When I get the schedule every year, I kind of go through and look at stretches like that, home and road games, what time you play, stuff like that. I think about it and I try to predict every game. And I thought we could go 2-2 in that stretch and be pretty good. It’d be beating two top-15 teams and losing to two top-15 teams. You’d like to go 3-1 but you take what you can get. And the fact of the matter is we were a half-court shot away from being 2-2 in one of the toughest places to win in the country. In my opinion, there’s no question about it, our worst game of the season was that loss at Michigan State, and that was a direct result of us not overcoming that Wisconsin loss. That Wisconsin loss was a really tough loss. People talk about the season and how it was crazy how far we got, but we had some brutal losses: at Wisconsin, brutal loss; the game at home against Indiana, to win the Big Ten, brutal loss; at Penn State. Just losses where you’re just demoralized. I think what that did was it put a little urgency back into us. We’re right there. That Indiana game, that Wisconsin game, those are only games that national championship contenders win. It made us go back to the drawing board a little bit and say that if we improve these things, we can really beat anybody. A week ago, I watched my interview with UM Hoops after we lost to Indiana and I said that after this game, we should be demoralized.

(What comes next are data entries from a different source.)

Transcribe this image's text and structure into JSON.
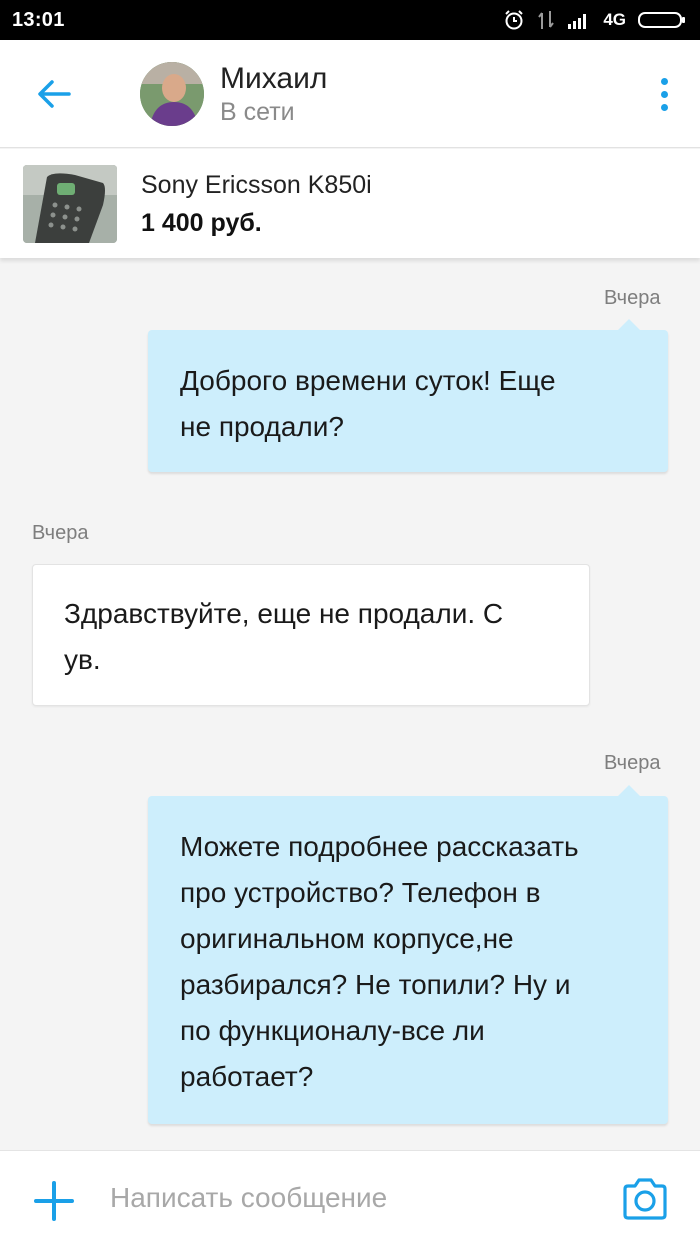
{
  "status_bar": {
    "time": "13:01",
    "network": "4G",
    "icons": [
      "alarm-icon",
      "data-arrows-icon",
      "signal-icon",
      "battery-icon"
    ]
  },
  "header": {
    "back_icon": "arrow-left-icon",
    "name": "Михаил",
    "status": "В сети",
    "menu_icon": "more-vertical-icon"
  },
  "product": {
    "title": "Sony Ericsson K850i",
    "price": "1 400 руб."
  },
  "messages": [
    {
      "direction": "out",
      "time": "Вчера",
      "lines": [
        "Доброго времени суток! Еще",
        "не продали?"
      ]
    },
    {
      "direction": "in",
      "time": "Вчера",
      "lines": [
        "Здравствуйте, еще не продали. С",
        "ув."
      ]
    },
    {
      "direction": "out",
      "time": "Вчера",
      "lines": [
        "Можете подробнее рассказать",
        "про устройство? Телефон в",
        "оригинальном корпусе,не",
        "разбирался? Не топили? Ну и",
        "по функционалу-все ли",
        "работает?"
      ]
    }
  ],
  "input": {
    "placeholder": "Написать сообщение",
    "value": "",
    "add_icon": "plus-icon",
    "camera_icon": "camera-icon"
  },
  "colors": {
    "accent": "#1aa0e8",
    "outgoing_bubble": "#cdeefc",
    "incoming_bubble": "#ffffff",
    "background": "#f4f4f4"
  }
}
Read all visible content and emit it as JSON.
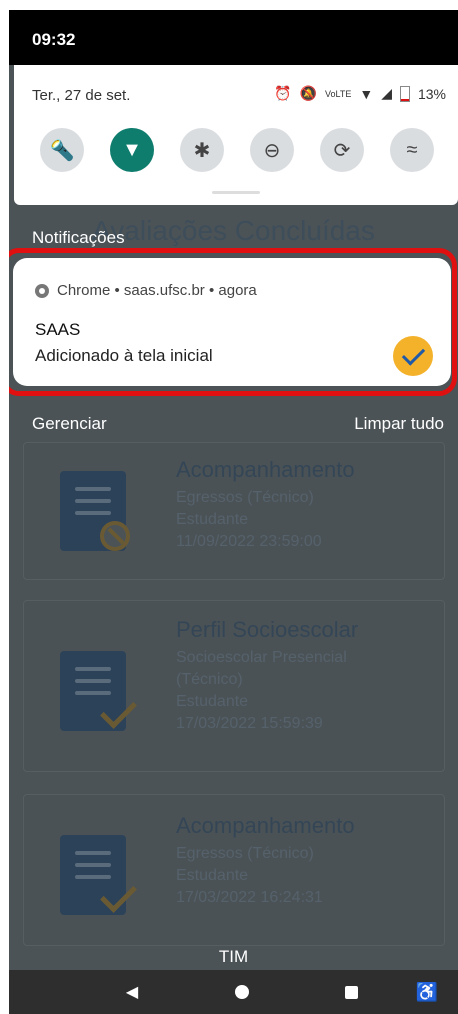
{
  "status_bar": {
    "time": "09:32"
  },
  "quick_settings": {
    "date": "Ter., 27 de set.",
    "battery": "13%",
    "network_badge": "VoLTE",
    "tiles": [
      {
        "icon": "flashlight-icon",
        "glyph": "🔦",
        "on": false
      },
      {
        "icon": "wifi-icon",
        "glyph": "▼",
        "on": true
      },
      {
        "icon": "bluetooth-icon",
        "glyph": "✱",
        "on": false
      },
      {
        "icon": "do-not-disturb-icon",
        "glyph": "⊖",
        "on": false
      },
      {
        "icon": "auto-rotate-icon",
        "glyph": "⟳",
        "on": false
      },
      {
        "icon": "data-saver-icon",
        "glyph": "≈",
        "on": false
      }
    ]
  },
  "background_page": {
    "title": "Avaliações Concluídas",
    "cards": [
      {
        "title": "Acompanhamento",
        "lines": [
          "Egressos (Técnico)",
          "Estudante",
          "11/09/2022 23:59:00"
        ],
        "status": "blocked"
      },
      {
        "title": "Perfil Socioescolar",
        "lines": [
          "Socioescolar Presencial",
          "(Técnico)",
          "Estudante",
          "17/03/2022 15:59:39"
        ],
        "status": "done"
      },
      {
        "title": "Acompanhamento",
        "lines": [
          "Egressos (Técnico)",
          "Estudante",
          "17/03/2022 16:24:31"
        ],
        "status": "done"
      }
    ]
  },
  "notifications": {
    "header": "Notificações",
    "items": [
      {
        "app": "Chrome • saas.ufsc.br • agora",
        "title": "SAAS",
        "text": "Adicionado à tela inicial"
      }
    ],
    "manage_label": "Gerenciar",
    "clear_label": "Limpar tudo"
  },
  "carrier": "TIM",
  "colors": {
    "accent_tile": "#0f7d6e",
    "highlight_outline": "#e01010",
    "badge": "#f4b12a"
  }
}
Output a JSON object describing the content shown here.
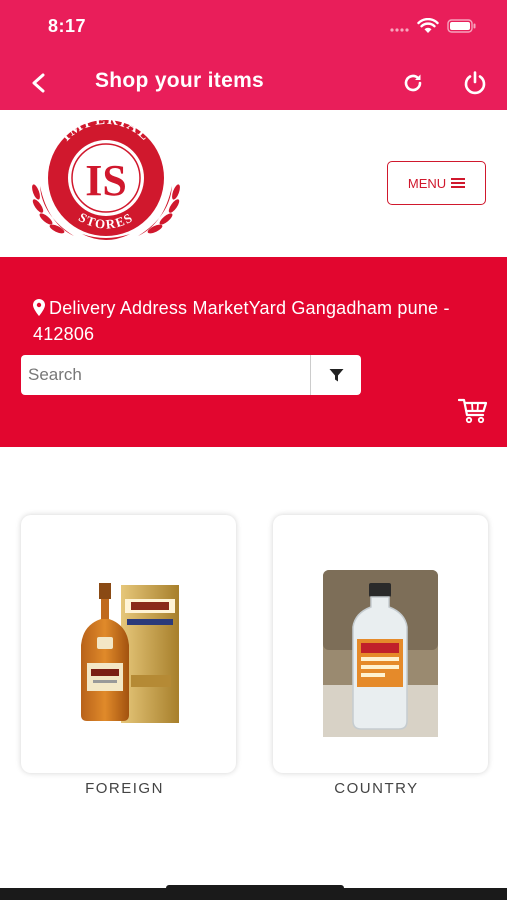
{
  "status_bar": {
    "time": "8:17",
    "icons": [
      "signal-icon",
      "wifi-icon",
      "battery-icon"
    ]
  },
  "app_bar": {
    "title": "Shop your items",
    "background_color": "#e91e5a",
    "icons": [
      "back-arrow-icon",
      "refresh-icon",
      "power-icon"
    ]
  },
  "brand": {
    "logo_text_top": "IMPERIAL",
    "logo_monogram": "IS",
    "logo_text_bottom": "STORES",
    "menu_label": "MENU",
    "accent_color": "#d0182d"
  },
  "delivery": {
    "address_text": "Delivery Address MarketYard Gangadham pune - 412806",
    "band_color": "#e2062f"
  },
  "search": {
    "placeholder": "Search",
    "value": ""
  },
  "categories": [
    {
      "label": "FOREIGN",
      "icon": "whisky-bottle-image"
    },
    {
      "label": "COUNTRY",
      "icon": "clear-bottle-image"
    }
  ]
}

When you set your goal as winning the Big Ten championship, it should hurt. We invested so much time. But I want Trey Burke shooting that shot every single time, I want Jordan Morgan making that clutch play every single time. And you fast forward, Trey Burke’s shot against Kansas was the same situation, and Jordan Morgan with the charge he took against Syracuse, he made the clutch play. It’s a huge learning curve. I know it’s cliché and you hear coaches say it. But all those games and being in those situations, even though we lost, we learned so much about how you win and how you play. That’s why we played so well in the tournament — because we’d been there before. Those young guys weren’t so young anymore because they knew what to do.
In part three, Bartelstein discusses Mitch McGary’s development, the early stages of the NCAA tournament and Trey Burke’s Shot against Kansas.